Raw data.
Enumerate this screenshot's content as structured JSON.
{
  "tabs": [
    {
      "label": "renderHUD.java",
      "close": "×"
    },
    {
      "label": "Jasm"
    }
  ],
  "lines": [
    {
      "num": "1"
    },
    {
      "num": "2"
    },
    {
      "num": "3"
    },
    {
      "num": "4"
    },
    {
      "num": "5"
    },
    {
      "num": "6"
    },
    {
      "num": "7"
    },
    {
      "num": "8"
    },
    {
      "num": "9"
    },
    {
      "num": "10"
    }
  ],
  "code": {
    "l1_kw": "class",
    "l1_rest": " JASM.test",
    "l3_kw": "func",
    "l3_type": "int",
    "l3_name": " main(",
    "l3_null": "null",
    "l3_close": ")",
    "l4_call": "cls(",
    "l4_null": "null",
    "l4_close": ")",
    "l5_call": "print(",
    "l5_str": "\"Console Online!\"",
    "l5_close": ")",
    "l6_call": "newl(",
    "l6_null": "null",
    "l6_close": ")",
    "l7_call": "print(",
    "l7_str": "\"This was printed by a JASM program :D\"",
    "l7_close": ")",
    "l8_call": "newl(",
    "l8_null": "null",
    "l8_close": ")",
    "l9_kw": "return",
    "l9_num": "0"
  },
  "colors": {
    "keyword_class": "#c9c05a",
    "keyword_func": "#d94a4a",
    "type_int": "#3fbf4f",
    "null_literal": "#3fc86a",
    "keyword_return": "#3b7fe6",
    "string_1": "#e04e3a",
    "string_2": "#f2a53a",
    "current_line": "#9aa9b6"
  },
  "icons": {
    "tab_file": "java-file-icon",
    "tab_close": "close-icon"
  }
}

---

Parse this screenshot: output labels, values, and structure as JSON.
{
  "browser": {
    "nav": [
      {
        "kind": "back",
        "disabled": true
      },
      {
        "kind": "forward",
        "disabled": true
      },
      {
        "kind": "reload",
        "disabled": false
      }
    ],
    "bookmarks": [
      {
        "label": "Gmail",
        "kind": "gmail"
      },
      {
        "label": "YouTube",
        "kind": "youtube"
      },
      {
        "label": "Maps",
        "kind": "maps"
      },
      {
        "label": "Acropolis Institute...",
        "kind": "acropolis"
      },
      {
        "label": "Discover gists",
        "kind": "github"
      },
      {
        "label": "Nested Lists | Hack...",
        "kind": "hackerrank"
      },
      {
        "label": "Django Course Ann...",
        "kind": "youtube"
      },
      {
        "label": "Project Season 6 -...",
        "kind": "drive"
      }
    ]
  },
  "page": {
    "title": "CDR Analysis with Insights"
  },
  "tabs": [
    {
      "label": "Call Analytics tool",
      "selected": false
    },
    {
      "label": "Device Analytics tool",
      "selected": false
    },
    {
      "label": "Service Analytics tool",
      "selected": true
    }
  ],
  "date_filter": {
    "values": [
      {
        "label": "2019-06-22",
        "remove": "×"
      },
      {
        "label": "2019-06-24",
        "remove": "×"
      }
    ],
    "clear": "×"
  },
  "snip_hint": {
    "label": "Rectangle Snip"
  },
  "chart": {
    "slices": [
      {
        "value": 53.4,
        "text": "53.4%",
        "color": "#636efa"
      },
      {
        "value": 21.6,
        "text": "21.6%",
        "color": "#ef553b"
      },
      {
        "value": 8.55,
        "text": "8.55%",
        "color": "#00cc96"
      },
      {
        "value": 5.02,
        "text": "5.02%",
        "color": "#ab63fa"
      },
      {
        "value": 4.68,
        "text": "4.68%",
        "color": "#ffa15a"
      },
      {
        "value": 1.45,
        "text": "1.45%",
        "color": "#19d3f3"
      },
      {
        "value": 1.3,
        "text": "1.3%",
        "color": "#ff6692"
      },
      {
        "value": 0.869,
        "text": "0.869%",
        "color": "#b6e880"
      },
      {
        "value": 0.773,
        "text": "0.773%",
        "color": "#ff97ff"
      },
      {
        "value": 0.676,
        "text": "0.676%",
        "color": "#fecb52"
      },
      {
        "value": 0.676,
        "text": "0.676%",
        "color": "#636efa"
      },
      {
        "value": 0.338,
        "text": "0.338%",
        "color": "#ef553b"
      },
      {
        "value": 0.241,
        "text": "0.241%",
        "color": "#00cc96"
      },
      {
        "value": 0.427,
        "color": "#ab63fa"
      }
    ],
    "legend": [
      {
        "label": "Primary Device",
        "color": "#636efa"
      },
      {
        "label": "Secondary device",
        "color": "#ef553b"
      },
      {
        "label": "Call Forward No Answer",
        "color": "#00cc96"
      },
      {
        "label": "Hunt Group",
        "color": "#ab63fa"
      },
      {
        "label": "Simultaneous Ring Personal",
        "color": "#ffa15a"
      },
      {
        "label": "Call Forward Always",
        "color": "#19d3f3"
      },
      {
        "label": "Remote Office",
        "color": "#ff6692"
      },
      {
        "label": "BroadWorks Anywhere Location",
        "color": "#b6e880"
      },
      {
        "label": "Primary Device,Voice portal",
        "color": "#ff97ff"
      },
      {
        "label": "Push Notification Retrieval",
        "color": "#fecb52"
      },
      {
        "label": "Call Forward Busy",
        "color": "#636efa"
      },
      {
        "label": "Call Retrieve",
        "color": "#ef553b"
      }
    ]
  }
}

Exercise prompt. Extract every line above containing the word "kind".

Exercise solution.
        "kind": "back",
        "kind": "forward",
        "kind": "reload",
        "kind": "gmail"
        "kind": "youtube"
        "kind": "maps"
        "kind": "acropolis"
        "kind": "github"
        "kind": "hackerrank"
        "kind": "youtube"
        "kind": "drive"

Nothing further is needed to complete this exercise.